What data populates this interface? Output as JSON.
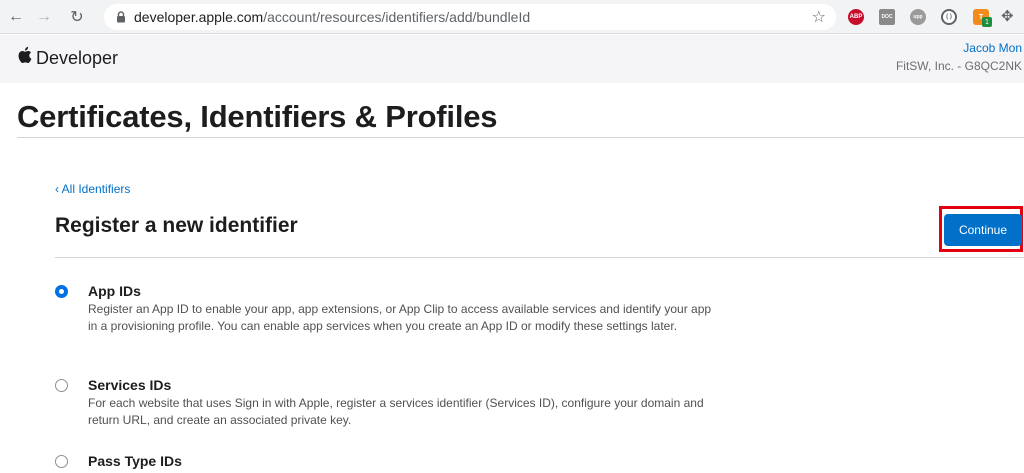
{
  "browser": {
    "url_host": "developer.apple.com",
    "url_path": "/account/resources/identifiers/add/bundleId",
    "extensions": {
      "abp": "ABP",
      "doc": "DOC",
      "upp": "upp",
      "orange": "T",
      "badge": "1"
    }
  },
  "header": {
    "brand": "Developer",
    "user_name": "Jacob Mon",
    "team": "FitSW, Inc. - G8QC2NK"
  },
  "page": {
    "title": "Certificates, Identifiers & Profiles",
    "back_link": "‹ All Identifiers",
    "section_title": "Register a new identifier",
    "continue_label": "Continue"
  },
  "options": [
    {
      "title": "App IDs",
      "description": "Register an App ID to enable your app, app extensions, or App Clip to access available services and identify your app in a provisioning profile. You can enable app services when you create an App ID or modify these settings later.",
      "selected": true
    },
    {
      "title": "Services IDs",
      "description": "For each website that uses Sign in with Apple, register a services identifier (Services ID), configure your domain and return URL, and create an associated private key.",
      "selected": false
    },
    {
      "title": "Pass Type IDs",
      "description": "",
      "selected": false
    }
  ],
  "colors": {
    "accent": "#0070c9",
    "highlight": "#e3000f"
  }
}
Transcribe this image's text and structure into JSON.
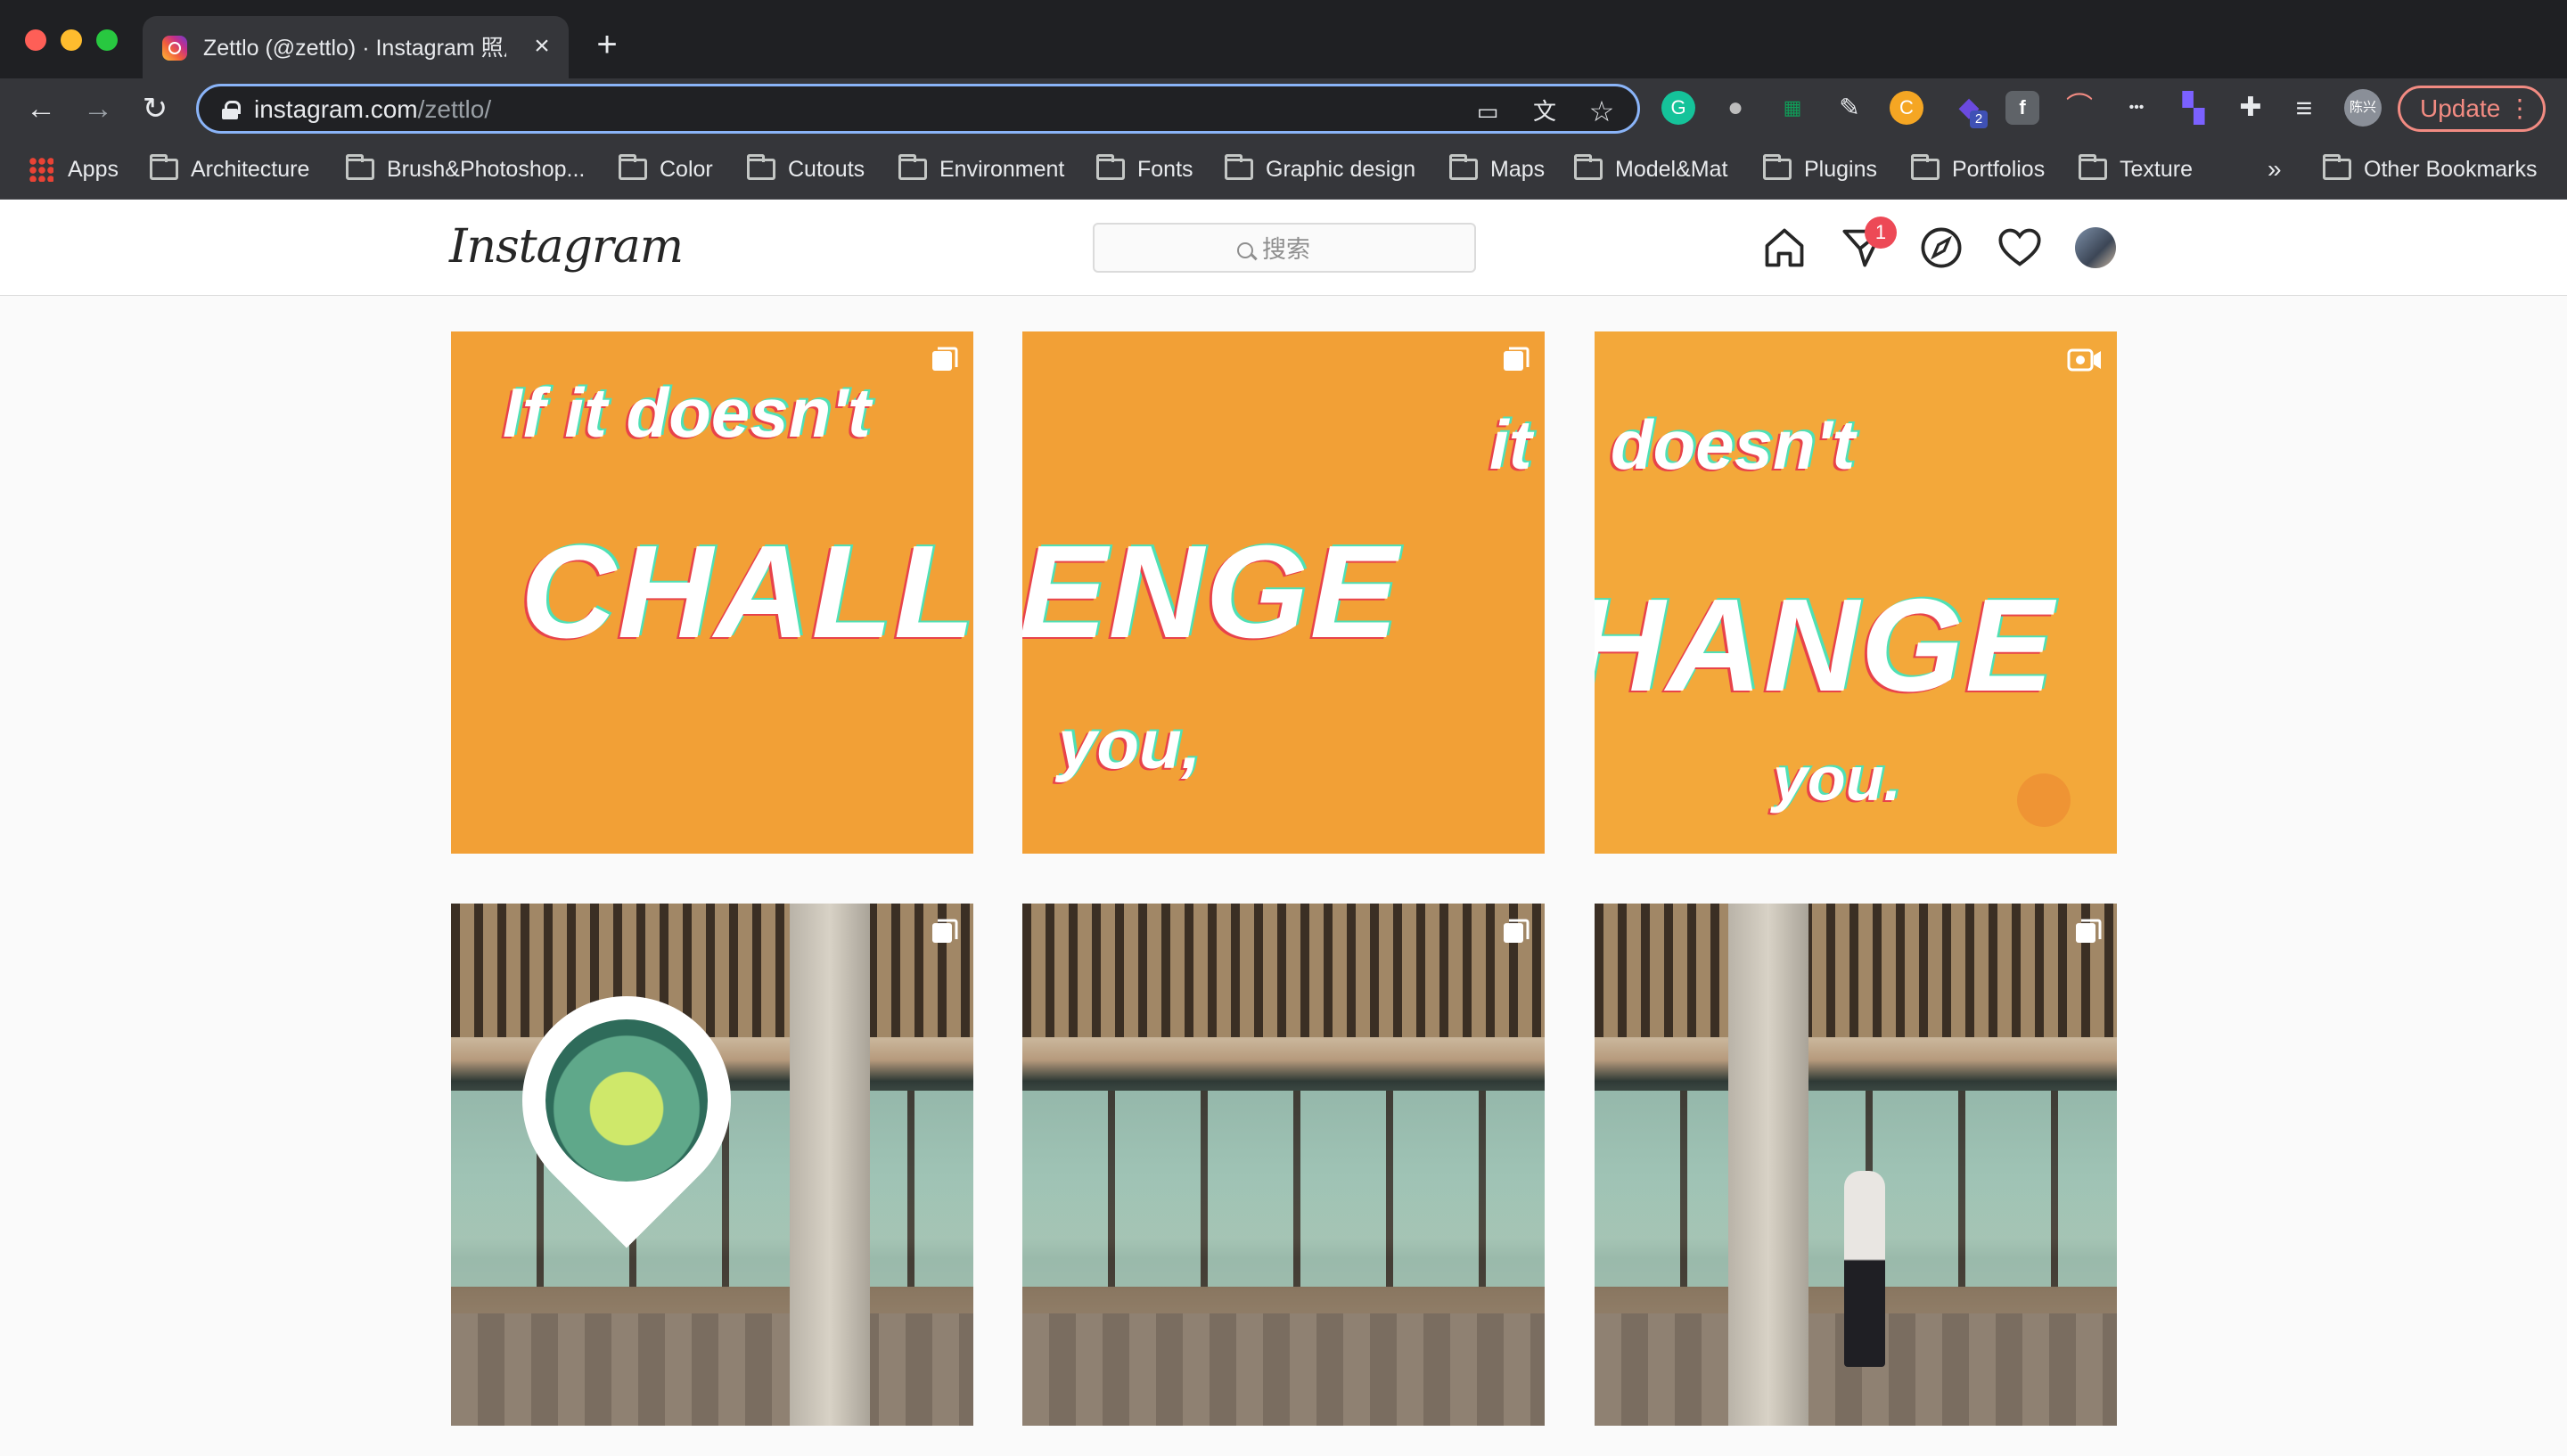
{
  "browser": {
    "tab": {
      "title": "Zettlo (@zettlo) · Instagram 照片和视频",
      "close": "×"
    },
    "new_tab": "+",
    "nav": {
      "back": "←",
      "forward": "→",
      "reload": "↻"
    },
    "url": {
      "host": "instagram.com",
      "path": "/zettlo/"
    },
    "omnibox_icons": {
      "cast": "▭",
      "translate": "文",
      "bookmark_star": "☆"
    },
    "update_button": {
      "label": "Update",
      "menu": "⋮"
    },
    "extensions": [
      {
        "name": "grammarly-icon",
        "glyph": "G",
        "color": "#15c39a"
      },
      {
        "name": "globe-ext-icon",
        "glyph": "●",
        "color": "#bdbdbd"
      },
      {
        "name": "sheet-ext-icon",
        "glyph": "▦",
        "color": "#0f9d58"
      },
      {
        "name": "pen-ext-icon",
        "glyph": "✎",
        "color": "#5f6368"
      },
      {
        "name": "coupon-ext-icon",
        "glyph": "C",
        "color": "#f5a623"
      },
      {
        "name": "stack-ext-icon",
        "glyph": "◆",
        "color": "#5b3bd6"
      },
      {
        "name": "facebook-ext-icon",
        "glyph": "f",
        "color": "#5f6368"
      },
      {
        "name": "rainbow-ext-icon",
        "glyph": "⌒",
        "color": "#5f6368"
      },
      {
        "name": "dots-ext-icon",
        "glyph": "•••",
        "color": "#5f6368"
      },
      {
        "name": "grid-ext-icon",
        "glyph": "▚",
        "color": "#7b61ff"
      },
      {
        "name": "puzzle-icon",
        "glyph": "✚",
        "color": "#5f6368"
      },
      {
        "name": "playlist-icon",
        "glyph": "≡",
        "color": "#5f6368"
      },
      {
        "name": "profile-avatar-icon",
        "glyph": "陈兴",
        "color": "#8a8f98"
      }
    ],
    "ext_badges": {
      "stack": "2"
    },
    "bookmarks": [
      {
        "label": "Apps",
        "type": "apps"
      },
      {
        "label": "Architecture"
      },
      {
        "label": "Brush&Photoshop..."
      },
      {
        "label": "Color"
      },
      {
        "label": "Cutouts"
      },
      {
        "label": "Environment"
      },
      {
        "label": "Fonts"
      },
      {
        "label": "Graphic design"
      },
      {
        "label": "Maps"
      },
      {
        "label": "Model&Mat"
      },
      {
        "label": "Plugins"
      },
      {
        "label": "Portfolios"
      },
      {
        "label": "Texture"
      }
    ],
    "bookmarks_more": "»",
    "other_bookmarks": "Other Bookmarks"
  },
  "instagram": {
    "logo": "Instagram",
    "search_placeholder": "搜索",
    "direct_badge": "1",
    "posts": [
      {
        "text_small": "If it doesn't",
        "text_big": "CHALL",
        "type": "carousel"
      },
      {
        "text_small": "it",
        "text_big": "ENGE",
        "text_bottom": "you,",
        "type": "carousel"
      },
      {
        "text_small": "doesn't",
        "text_big": "HANGE",
        "text_bottom": "you.",
        "type": "video"
      },
      {
        "type": "carousel",
        "scene": "storefront-with-map-pin"
      },
      {
        "type": "carousel",
        "scene": "storefront-windows"
      },
      {
        "type": "carousel",
        "scene": "storefront-person"
      }
    ],
    "colors": {
      "post_orange": "#f2a036",
      "badge_red": "#ed4956"
    }
  }
}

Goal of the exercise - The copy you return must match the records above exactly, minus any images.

Answer area -
What data populates this interface? Output as JSON.
{
  "browser": {
    "url_host": "developer.apple.com",
    "url_path": "/account/resources/identifiers/add/bundleId",
    "extensions": {
      "abp": "ABP",
      "doc": "DOC",
      "upp": "upp",
      "orange": "T",
      "badge": "1"
    }
  },
  "header": {
    "brand": "Developer",
    "user_name": "Jacob Mon",
    "team": "FitSW, Inc. - G8QC2NK"
  },
  "page": {
    "title": "Certificates, Identifiers & Profiles",
    "back_link": "‹ All Identifiers",
    "section_title": "Register a new identifier",
    "continue_label": "Continue"
  },
  "options": [
    {
      "title": "App IDs",
      "description": "Register an App ID to enable your app, app extensions, or App Clip to access available services and identify your app in a provisioning profile. You can enable app services when you create an App ID or modify these settings later.",
      "selected": true
    },
    {
      "title": "Services IDs",
      "description": "For each website that uses Sign in with Apple, register a services identifier (Services ID), configure your domain and return URL, and create an associated private key.",
      "selected": false
    },
    {
      "title": "Pass Type IDs",
      "description": "",
      "selected": false
    }
  ],
  "colors": {
    "accent": "#0070c9",
    "highlight": "#e3000f"
  }
}
Transcribe this image's text and structure into JSON.
{
  "browser": {
    "tab": {
      "title": "Zettlo (@zettlo) · Instagram 照片和视频",
      "close": "×"
    },
    "new_tab": "+",
    "nav": {
      "back": "←",
      "forward": "→",
      "reload": "↻"
    },
    "url": {
      "host": "instagram.com",
      "path": "/zettlo/"
    },
    "omnibox_icons": {
      "cast": "▭",
      "translate": "文",
      "bookmark_star": "☆"
    },
    "update_button": {
      "label": "Update",
      "menu": "⋮"
    },
    "extensions": [
      {
        "name": "grammarly-icon",
        "glyph": "G",
        "color": "#15c39a"
      },
      {
        "name": "globe-ext-icon",
        "glyph": "●",
        "color": "#bdbdbd"
      },
      {
        "name": "sheet-ext-icon",
        "glyph": "▦",
        "color": "#0f9d58"
      },
      {
        "name": "pen-ext-icon",
        "glyph": "✎",
        "color": "#5f6368"
      },
      {
        "name": "coupon-ext-icon",
        "glyph": "C",
        "color": "#f5a623"
      },
      {
        "name": "stack-ext-icon",
        "glyph": "◆",
        "color": "#5b3bd6"
      },
      {
        "name": "facebook-ext-icon",
        "glyph": "f",
        "color": "#5f6368"
      },
      {
        "name": "rainbow-ext-icon",
        "glyph": "⌒",
        "color": "#5f6368"
      },
      {
        "name": "dots-ext-icon",
        "glyph": "•••",
        "color": "#5f6368"
      },
      {
        "name": "grid-ext-icon",
        "glyph": "▚",
        "color": "#7b61ff"
      },
      {
        "name": "puzzle-icon",
        "glyph": "✚",
        "color": "#5f6368"
      },
      {
        "name": "playlist-icon",
        "glyph": "≡",
        "color": "#5f6368"
      },
      {
        "name": "profile-avatar-icon",
        "glyph": "陈兴",
        "color": "#8a8f98"
      }
    ],
    "ext_badges": {
      "stack": "2"
    },
    "bookmarks": [
      {
        "label": "Apps",
        "type": "apps"
      },
      {
        "label": "Architecture"
      },
      {
        "label": "Brush&Photoshop..."
      },
      {
        "label": "Color"
      },
      {
        "label": "Cutouts"
      },
      {
        "label": "Environment"
      },
      {
        "label": "Fonts"
      },
      {
        "label": "Graphic design"
      },
      {
        "label": "Maps"
      },
      {
        "label": "Model&Mat"
      },
      {
        "label": "Plugins"
      },
      {
        "label": "Portfolios"
      },
      {
        "label": "Texture"
      }
    ],
    "bookmarks_more": "»",
    "other_bookmarks": "Other Bookmarks"
  },
  "instagram": {
    "logo": "Instagram",
    "search_placeholder": "搜索",
    "direct_badge": "1",
    "posts": [
      {
        "text_small": "If it doesn't",
        "text_big": "CHALL",
        "type": "carousel"
      },
      {
        "text_small": "it",
        "text_big": "ENGE",
        "text_bottom": "you,",
        "type": "carousel"
      },
      {
        "text_small": "doesn't",
        "text_big": "HANGE",
        "text_bottom": "you.",
        "type": "video"
      },
      {
        "type": "carousel",
        "scene": "storefront-with-map-pin"
      },
      {
        "type": "carousel",
        "scene": "storefront-windows"
      },
      {
        "type": "carousel",
        "scene": "storefront-person"
      }
    ],
    "colors": {
      "post_orange": "#f2a036",
      "badge_red": "#ed4956"
    }
  }
}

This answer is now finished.